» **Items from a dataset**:
= Beginning of Section =
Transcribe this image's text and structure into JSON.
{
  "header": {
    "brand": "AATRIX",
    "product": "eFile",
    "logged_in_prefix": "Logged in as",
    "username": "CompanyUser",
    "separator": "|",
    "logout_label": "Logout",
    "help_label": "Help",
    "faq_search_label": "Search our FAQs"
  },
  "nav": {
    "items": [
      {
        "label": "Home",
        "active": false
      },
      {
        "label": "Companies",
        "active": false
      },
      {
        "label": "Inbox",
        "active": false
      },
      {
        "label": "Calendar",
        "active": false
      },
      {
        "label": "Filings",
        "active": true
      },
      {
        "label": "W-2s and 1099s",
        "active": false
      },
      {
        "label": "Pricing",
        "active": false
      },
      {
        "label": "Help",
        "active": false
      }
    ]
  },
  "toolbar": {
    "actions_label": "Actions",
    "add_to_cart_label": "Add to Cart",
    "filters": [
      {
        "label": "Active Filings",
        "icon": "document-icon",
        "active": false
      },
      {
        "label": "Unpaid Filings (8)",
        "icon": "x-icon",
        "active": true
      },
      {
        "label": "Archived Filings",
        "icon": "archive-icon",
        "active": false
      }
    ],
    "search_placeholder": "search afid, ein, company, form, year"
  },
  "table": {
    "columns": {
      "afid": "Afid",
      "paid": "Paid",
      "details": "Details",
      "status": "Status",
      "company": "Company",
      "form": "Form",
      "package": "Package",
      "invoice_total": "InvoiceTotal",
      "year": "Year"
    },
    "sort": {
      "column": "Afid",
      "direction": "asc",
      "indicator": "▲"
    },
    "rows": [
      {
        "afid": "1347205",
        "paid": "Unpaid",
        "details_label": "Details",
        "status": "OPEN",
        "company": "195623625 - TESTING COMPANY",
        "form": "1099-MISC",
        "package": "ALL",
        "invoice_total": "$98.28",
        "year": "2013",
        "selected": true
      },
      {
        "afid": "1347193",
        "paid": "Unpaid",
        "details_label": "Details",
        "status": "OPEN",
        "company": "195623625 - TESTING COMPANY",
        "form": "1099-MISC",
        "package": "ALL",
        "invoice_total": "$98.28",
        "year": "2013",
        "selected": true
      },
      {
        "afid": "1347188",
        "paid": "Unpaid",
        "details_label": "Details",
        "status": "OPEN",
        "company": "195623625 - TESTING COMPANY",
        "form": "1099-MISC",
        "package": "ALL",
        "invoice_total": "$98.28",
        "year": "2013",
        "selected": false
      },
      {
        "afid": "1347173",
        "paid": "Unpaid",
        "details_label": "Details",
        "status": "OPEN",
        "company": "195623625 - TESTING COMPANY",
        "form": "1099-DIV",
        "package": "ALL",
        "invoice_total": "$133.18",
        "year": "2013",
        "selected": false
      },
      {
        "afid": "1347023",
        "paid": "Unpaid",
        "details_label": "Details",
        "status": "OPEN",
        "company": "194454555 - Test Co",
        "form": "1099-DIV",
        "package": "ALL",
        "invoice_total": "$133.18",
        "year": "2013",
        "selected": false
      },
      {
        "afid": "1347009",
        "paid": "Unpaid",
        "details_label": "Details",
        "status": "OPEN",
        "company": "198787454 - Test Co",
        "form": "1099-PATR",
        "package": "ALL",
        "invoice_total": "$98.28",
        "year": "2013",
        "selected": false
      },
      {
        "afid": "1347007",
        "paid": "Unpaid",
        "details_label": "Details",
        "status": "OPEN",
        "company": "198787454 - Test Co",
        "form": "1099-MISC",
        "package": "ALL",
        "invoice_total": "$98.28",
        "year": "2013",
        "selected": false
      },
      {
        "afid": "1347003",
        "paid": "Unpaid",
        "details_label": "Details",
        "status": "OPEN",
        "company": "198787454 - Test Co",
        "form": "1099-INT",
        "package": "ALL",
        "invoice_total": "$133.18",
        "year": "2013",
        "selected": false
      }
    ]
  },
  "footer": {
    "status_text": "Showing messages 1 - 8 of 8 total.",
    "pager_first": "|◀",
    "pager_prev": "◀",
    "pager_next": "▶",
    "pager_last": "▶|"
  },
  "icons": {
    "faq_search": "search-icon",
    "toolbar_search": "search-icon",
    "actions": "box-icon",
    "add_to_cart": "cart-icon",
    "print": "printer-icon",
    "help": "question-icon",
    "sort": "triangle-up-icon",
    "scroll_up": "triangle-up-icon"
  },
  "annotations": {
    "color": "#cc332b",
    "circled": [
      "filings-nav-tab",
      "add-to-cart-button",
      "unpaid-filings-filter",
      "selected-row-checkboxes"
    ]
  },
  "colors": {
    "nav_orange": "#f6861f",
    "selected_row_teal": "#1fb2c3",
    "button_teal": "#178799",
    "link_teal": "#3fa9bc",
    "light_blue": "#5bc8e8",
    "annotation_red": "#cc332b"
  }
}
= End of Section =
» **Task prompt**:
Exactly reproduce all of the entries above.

» **Expected output**:
Transcribe this image's text and structure into JSON.
{
  "header": {
    "brand": "AATRIX",
    "product": "eFile",
    "logged_in_prefix": "Logged in as",
    "username": "CompanyUser",
    "separator": "|",
    "logout_label": "Logout",
    "help_label": "Help",
    "faq_search_label": "Search our FAQs"
  },
  "nav": {
    "items": [
      {
        "label": "Home",
        "active": false
      },
      {
        "label": "Companies",
        "active": false
      },
      {
        "label": "Inbox",
        "active": false
      },
      {
        "label": "Calendar",
        "active": false
      },
      {
        "label": "Filings",
        "active": true
      },
      {
        "label": "W-2s and 1099s",
        "active": false
      },
      {
        "label": "Pricing",
        "active": false
      },
      {
        "label": "Help",
        "active": false
      }
    ]
  },
  "toolbar": {
    "actions_label": "Actions",
    "add_to_cart_label": "Add to Cart",
    "filters": [
      {
        "label": "Active Filings",
        "icon": "document-icon",
        "active": false
      },
      {
        "label": "Unpaid Filings (8)",
        "icon": "x-icon",
        "active": true
      },
      {
        "label": "Archived Filings",
        "icon": "archive-icon",
        "active": false
      }
    ],
    "search_placeholder": "search afid, ein, company, form, year"
  },
  "table": {
    "columns": {
      "afid": "Afid",
      "paid": "Paid",
      "details": "Details",
      "status": "Status",
      "company": "Company",
      "form": "Form",
      "package": "Package",
      "invoice_total": "InvoiceTotal",
      "year": "Year"
    },
    "sort": {
      "column": "Afid",
      "direction": "asc",
      "indicator": "▲"
    },
    "rows": [
      {
        "afid": "1347205",
        "paid": "Unpaid",
        "details_label": "Details",
        "status": "OPEN",
        "company": "195623625 - TESTING COMPANY",
        "form": "1099-MISC",
        "package": "ALL",
        "invoice_total": "$98.28",
        "year": "2013",
        "selected": true
      },
      {
        "afid": "1347193",
        "paid": "Unpaid",
        "details_label": "Details",
        "status": "OPEN",
        "company": "195623625 - TESTING COMPANY",
        "form": "1099-MISC",
        "package": "ALL",
        "invoice_total": "$98.28",
        "year": "2013",
        "selected": true
      },
      {
        "afid": "1347188",
        "paid": "Unpaid",
        "details_label": "Details",
        "status": "OPEN",
        "company": "195623625 - TESTING COMPANY",
        "form": "1099-MISC",
        "package": "ALL",
        "invoice_total": "$98.28",
        "year": "2013",
        "selected": false
      },
      {
        "afid": "1347173",
        "paid": "Unpaid",
        "details_label": "Details",
        "status": "OPEN",
        "company": "195623625 - TESTING COMPANY",
        "form": "1099-DIV",
        "package": "ALL",
        "invoice_total": "$133.18",
        "year": "2013",
        "selected": false
      },
      {
        "afid": "1347023",
        "paid": "Unpaid",
        "details_label": "Details",
        "status": "OPEN",
        "company": "194454555 - Test Co",
        "form": "1099-DIV",
        "package": "ALL",
        "invoice_total": "$133.18",
        "year": "2013",
        "selected": false
      },
      {
        "afid": "1347009",
        "paid": "Unpaid",
        "details_label": "Details",
        "status": "OPEN",
        "company": "198787454 - Test Co",
        "form": "1099-PATR",
        "package": "ALL",
        "invoice_total": "$98.28",
        "year": "2013",
        "selected": false
      },
      {
        "afid": "1347007",
        "paid": "Unpaid",
        "details_label": "Details",
        "status": "OPEN",
        "company": "198787454 - Test Co",
        "form": "1099-MISC",
        "package": "ALL",
        "invoice_total": "$98.28",
        "year": "2013",
        "selected": false
      },
      {
        "afid": "1347003",
        "paid": "Unpaid",
        "details_label": "Details",
        "status": "OPEN",
        "company": "198787454 - Test Co",
        "form": "1099-INT",
        "package": "ALL",
        "invoice_total": "$133.18",
        "year": "2013",
        "selected": false
      }
    ]
  },
  "footer": {
    "status_text": "Showing messages 1 - 8 of 8 total.",
    "pager_first": "|◀",
    "pager_prev": "◀",
    "pager_next": "▶",
    "pager_last": "▶|"
  },
  "icons": {
    "faq_search": "search-icon",
    "toolbar_search": "search-icon",
    "actions": "box-icon",
    "add_to_cart": "cart-icon",
    "print": "printer-icon",
    "help": "question-icon",
    "sort": "triangle-up-icon",
    "scroll_up": "triangle-up-icon"
  },
  "annotations": {
    "color": "#cc332b",
    "circled": [
      "filings-nav-tab",
      "add-to-cart-button",
      "unpaid-filings-filter",
      "selected-row-checkboxes"
    ]
  },
  "colors": {
    "nav_orange": "#f6861f",
    "selected_row_teal": "#1fb2c3",
    "button_teal": "#178799",
    "link_teal": "#3fa9bc",
    "light_blue": "#5bc8e8",
    "annotation_red": "#cc332b"
  }
}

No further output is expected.